Only 0.2per cent of Singaporeans default on credit card debt!
And here’s the good news: Credit card users are, in the main, among the best in the world had using their credit cards and avoiding debt.
According to figures released in October, credit card default rates are at a staggeringly low 0.2 per cent. Finance Minister Tharman Shanmugaratnam, in a written answer in parliament, went on to elaborate that these levels do not significantly change across all age groups, dispelling the myth that young people are finding it easy to fall into debt.
Breaking down the figures, the minister said that this less than 0.2 per cent actually amounted to just 250 people seeking help for the monetary woes in the first half of the year.
Mr Tharman’s figures come just as Singapore’s central bank tightens the rules on personal finance in order to prevent people from borrowing beyond their means, something the government want to see reduced in a bid to reduce the risk of a local debt crisis.
We’re certain that these low rates are partially cultural – we’ve got responsibility running through our national DNA – and partially because of the relative financial stability we have while the rest of the world goes crazy for debt, collapsing under the weight of money owed. Sure, we have tight financial regulations in Singapore, but we have them for a reason, and they are clearly paying off when it comes to personal finance.
However, to make sure that Singaporeans only resort to responsible lending, new rules on credit cards and personal loans due to arrive next June mean that borrowers will not be allowed debts greater than their annual income.

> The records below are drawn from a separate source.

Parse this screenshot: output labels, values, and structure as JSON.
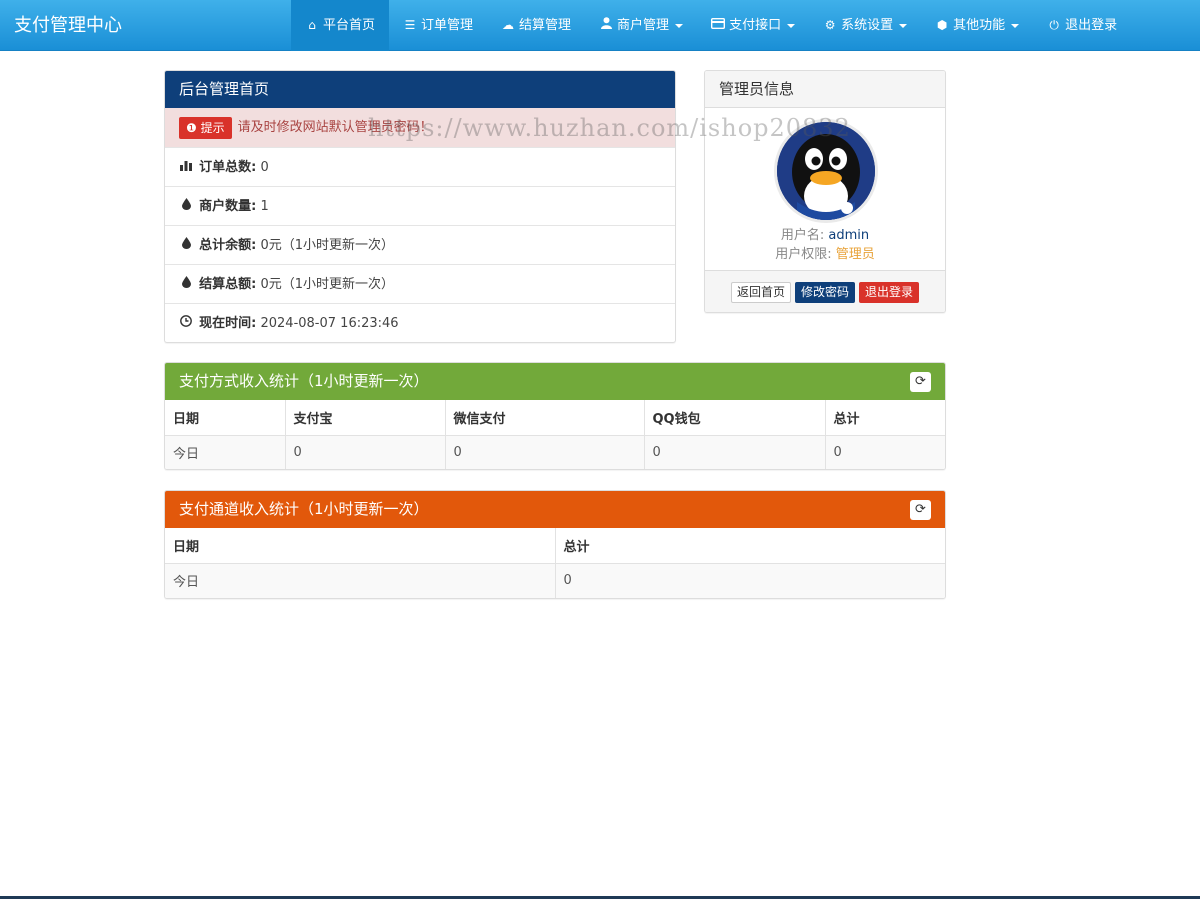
{
  "brand": "支付管理中心",
  "nav": [
    {
      "icon": "home-icon",
      "glyph": "⌂",
      "label": "平台首页",
      "active": true,
      "caret": false
    },
    {
      "icon": "list-icon",
      "glyph": "☰",
      "label": "订单管理",
      "caret": false
    },
    {
      "icon": "cloud-icon",
      "glyph": "☁",
      "label": "结算管理",
      "caret": false
    },
    {
      "icon": "user-icon",
      "glyph": "👤",
      "label": "商户管理",
      "caret": true
    },
    {
      "icon": "credit-card-icon",
      "glyph": "▭",
      "label": "支付接口",
      "caret": true
    },
    {
      "icon": "gear-icon",
      "glyph": "⚙",
      "label": "系统设置",
      "caret": true
    },
    {
      "icon": "cube-icon",
      "glyph": "⬢",
      "label": "其他功能",
      "caret": true
    },
    {
      "icon": "power-icon",
      "glyph": "⏻",
      "label": "退出登录",
      "caret": false
    }
  ],
  "home_panel": {
    "title": "后台管理首页",
    "alert_badge": "提示",
    "alert_text": "请及时修改网站默认管理员密码！",
    "rows": [
      {
        "icon": "bar-chart-icon",
        "label": "订单总数:",
        "value": "0"
      },
      {
        "icon": "drop-icon",
        "label": "商户数量:",
        "value": "1"
      },
      {
        "icon": "drop-icon",
        "label": "总计余额:",
        "value": "0元（1小时更新一次）"
      },
      {
        "icon": "drop-icon",
        "label": "结算总额:",
        "value": "0元（1小时更新一次）"
      },
      {
        "icon": "clock-icon",
        "label": "现在时间:",
        "value": "2024-08-07 16:23:46"
      }
    ]
  },
  "admin_panel": {
    "title": "管理员信息",
    "username_label": "用户名:",
    "username": "admin",
    "role_label": "用户权限:",
    "role": "管理员",
    "buttons": {
      "home": "返回首页",
      "password": "修改密码",
      "logout": "退出登录"
    }
  },
  "pay_method_panel": {
    "title": "支付方式收入统计（1小时更新一次）",
    "headers": [
      "日期",
      "支付宝",
      "微信支付",
      "QQ钱包",
      "总计"
    ],
    "row": [
      "今日",
      "0",
      "0",
      "0",
      "0"
    ]
  },
  "pay_channel_panel": {
    "title": "支付通道收入统计（1小时更新一次）",
    "headers": [
      "日期",
      "总计"
    ],
    "row": [
      "今日",
      "0"
    ]
  },
  "watermark": "https://www.huzhan.com/ishop20832",
  "colors": {
    "navbar": "#1a8fd6",
    "panel_blue": "#0e3f7a",
    "panel_green": "#72a93a",
    "panel_orange": "#e2580b",
    "danger": "#d9322a",
    "username": "#0e3f7a",
    "role": "#e8a33a"
  }
}
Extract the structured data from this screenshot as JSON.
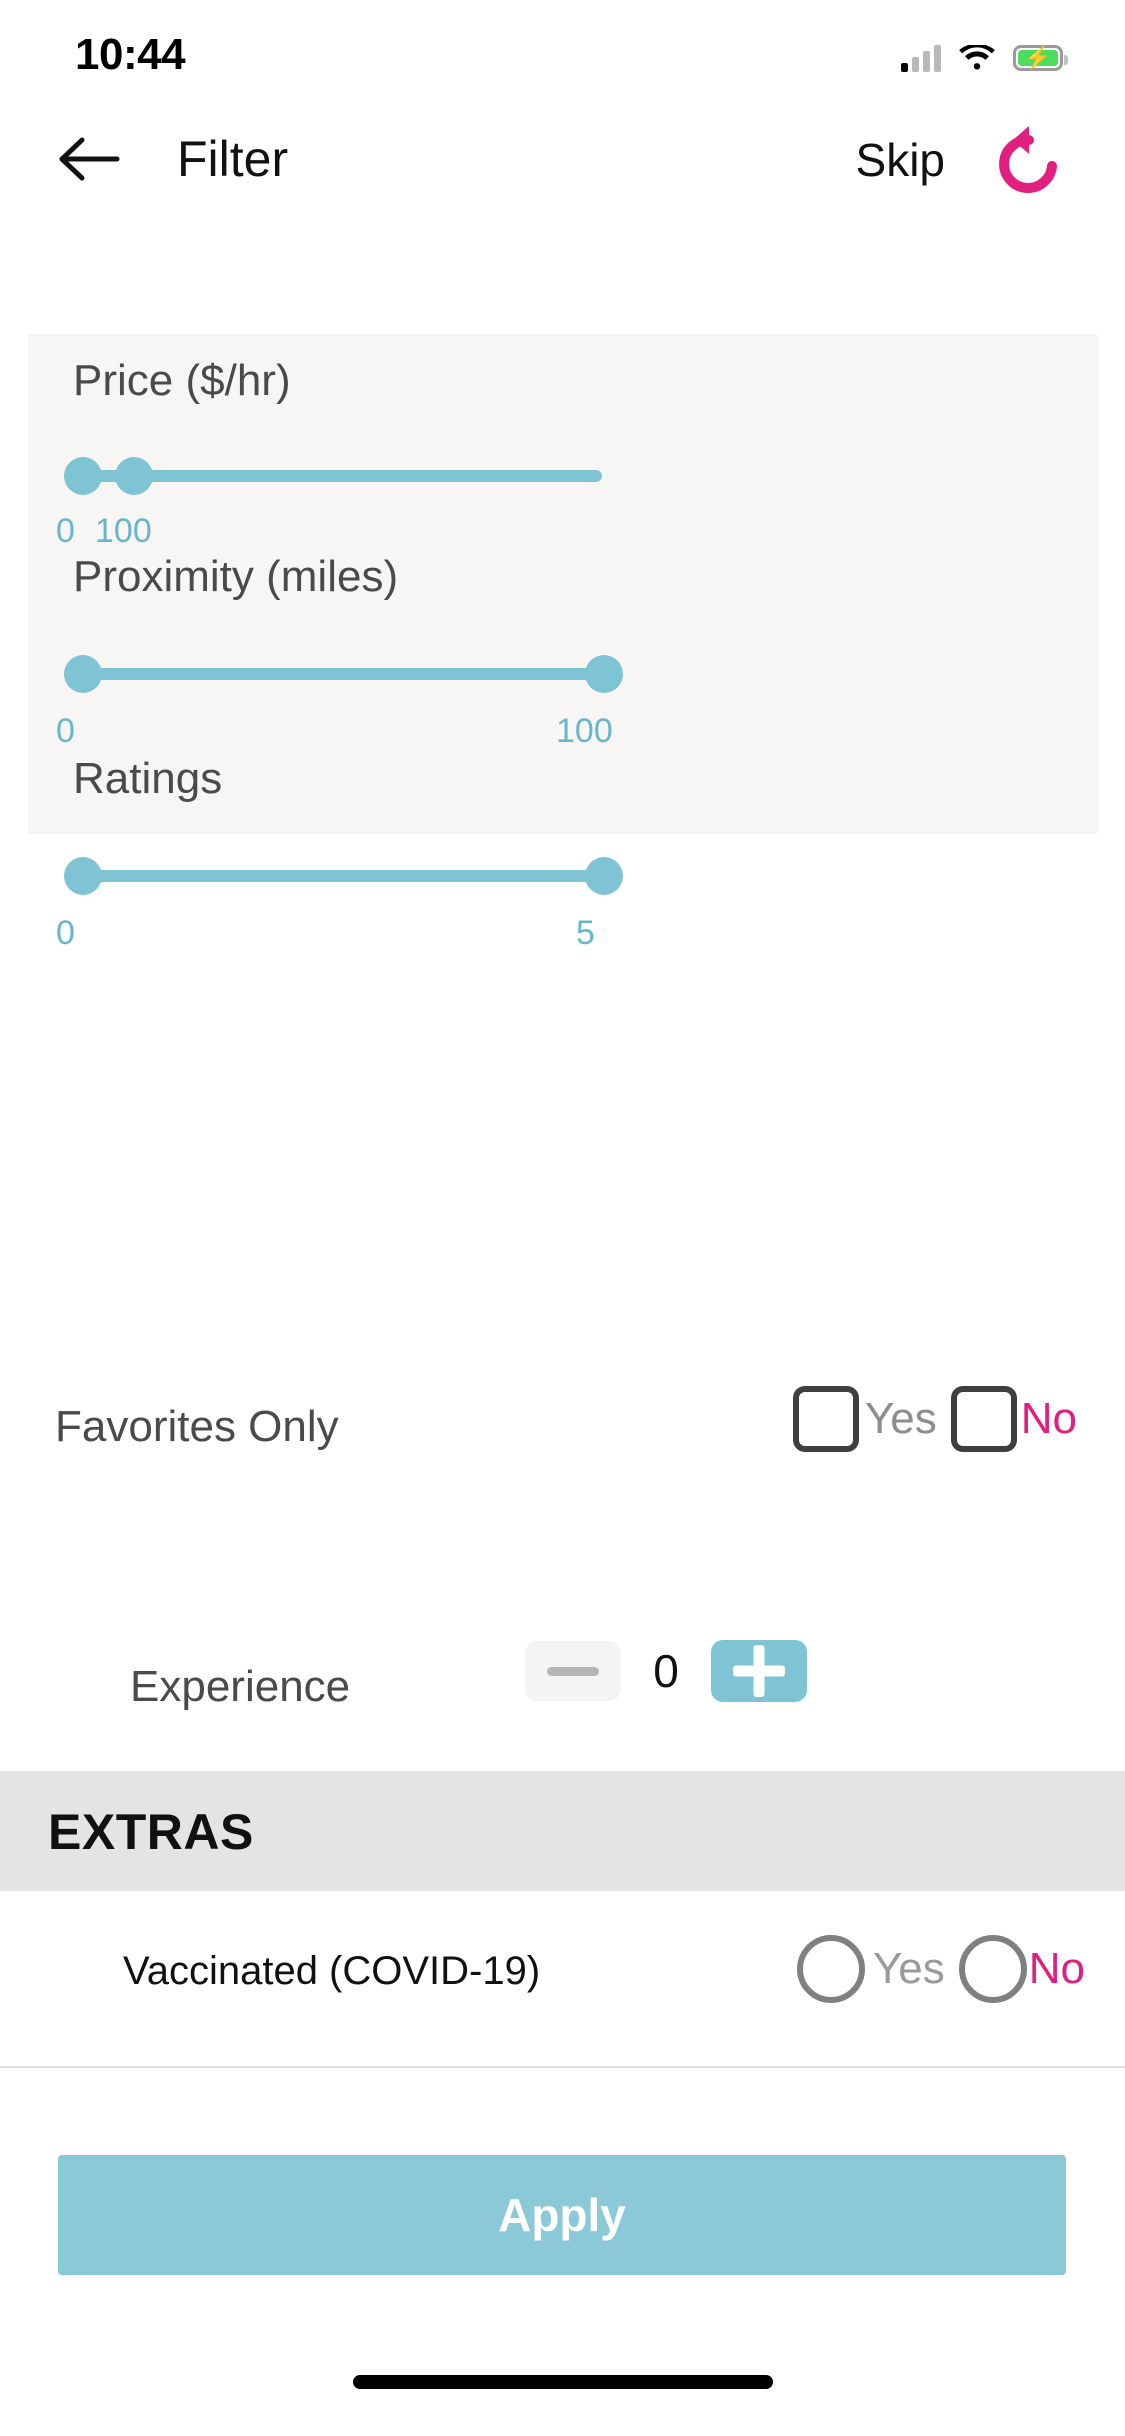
{
  "status_bar": {
    "time": "10:44",
    "signal_icon": "cellular-signal-icon",
    "wifi_icon": "wifi-icon",
    "battery_icon": "battery-charging-icon"
  },
  "nav": {
    "back_icon": "back-arrow-icon",
    "title": "Filter",
    "skip_label": "Skip",
    "reset_icon": "reset-refresh-icon",
    "reset_color": "#e01f7e"
  },
  "filters": {
    "accent_color": "#7ec4d4",
    "panel_background": "#f7f6f4",
    "sliders": [
      {
        "label": "Price ($/hr)",
        "min_value": "0",
        "max_value": "100"
      },
      {
        "label": "Proximity (miles)",
        "min_value": "0",
        "max_value": "100"
      },
      {
        "label": "Ratings",
        "min_value": "0",
        "max_value": "5"
      }
    ]
  },
  "favorites": {
    "label": "Favorites Only",
    "yes_label": "Yes",
    "no_label": "No",
    "yes_checked": false,
    "no_checked": false
  },
  "experience": {
    "label": "Experience",
    "value": "0",
    "minus_icon": "minus-icon",
    "plus_icon": "plus-icon"
  },
  "extras": {
    "title": "EXTRAS",
    "vaccinated": {
      "label": "Vaccinated (COVID-19)",
      "yes_label": "Yes",
      "no_label": "No",
      "yes_selected": false,
      "no_selected": false
    }
  },
  "apply": {
    "label": "Apply",
    "color": "#8bc8d8"
  }
}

This closes a loophole where a customer can switch banks knowing that the new institution does not konw the level of debt they have elsewhere.
While these rules are necessary to prevent a small minority getting into debt beyond their means, it is comforting to know that this will have virtually no effect on the 99.8 per cent of Singapore citizens who manage their financial affairs responsibly.
Article by Jason Taylor – [email protected]